For the first time Friday, the Hawaii State Department of Education released school-by-school effects of hundreds of millions of dollars worth of budget reductions the governor has directed public schools to endure next school year, resulting in a range of 1,000 to 1,500 job losses, at least half which would affect teachers.
The Hawaii State Teachers Association is appalled that the principal of Waialua High and Intermediate School is holding assemblies with large numbers of students in the school gym this week, including one scheduled for Friday morning.
If you have not already done so, please create an account on NEA edCommunities and ensure your information, especially your mailing address, is up to date.
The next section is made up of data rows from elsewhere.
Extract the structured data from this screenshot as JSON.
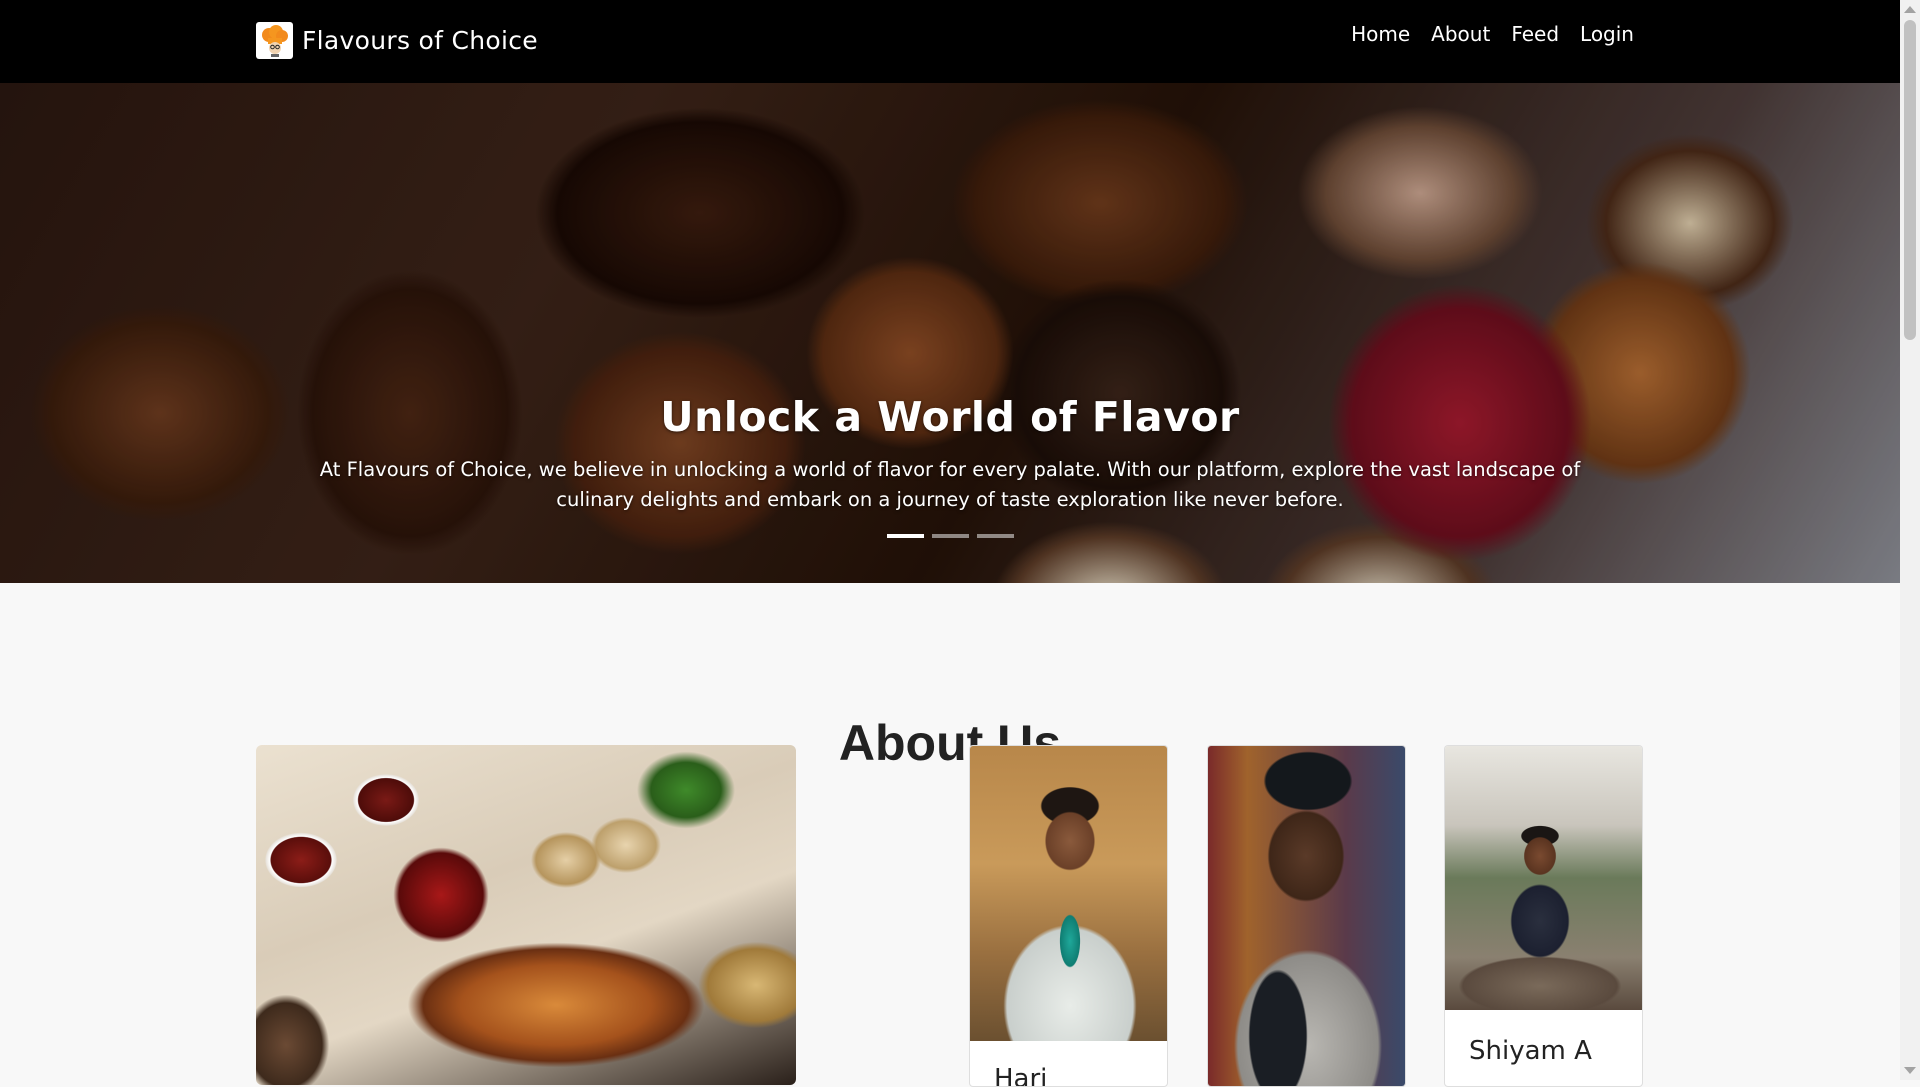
{
  "navbar": {
    "brand": "Flavours of Choice",
    "links": [
      "Home",
      "About",
      "Feed",
      "Login"
    ]
  },
  "hero": {
    "title": "Unlock a World of Flavor",
    "text": "At Flavours of Choice, we believe in unlocking a world of flavor for every palate. With our platform, explore the vast landscape of culinary delights and embark on a journey of taste exploration like never before.",
    "slides_total": 3,
    "active_slide": 1
  },
  "about": {
    "heading": "About Us",
    "team": [
      {
        "name": "Hari"
      },
      {
        "name": ""
      },
      {
        "name": "Shiyam A"
      }
    ]
  }
}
Important information will be sent to the addresses on file, e.g., voter information our HSTA elections in February, and contract negotiations and ratification.
On Monday, Jan. 18, at 4 p.m., HSTA will host a “Know Your Rights” webinar to provide essential information regarding your rights and the processes and procedures connected with assignments and transfers for school year 21–22, and what happens if there is a reduction in the number of teacher positions at your school or worksite.
With the recent spike of COVID-19 cases in Hawaii, the Hawaii State Teachers Association demands that the Hawaii Department of Health and the Hawaii Department of Education revise the standard used to determine school learning models.
"To protect our democracy and ensure the safety of our nation, the National Education Association is calling for the immediate removal of Donald Trump from the office of the president," said NEA President Becky Pringle.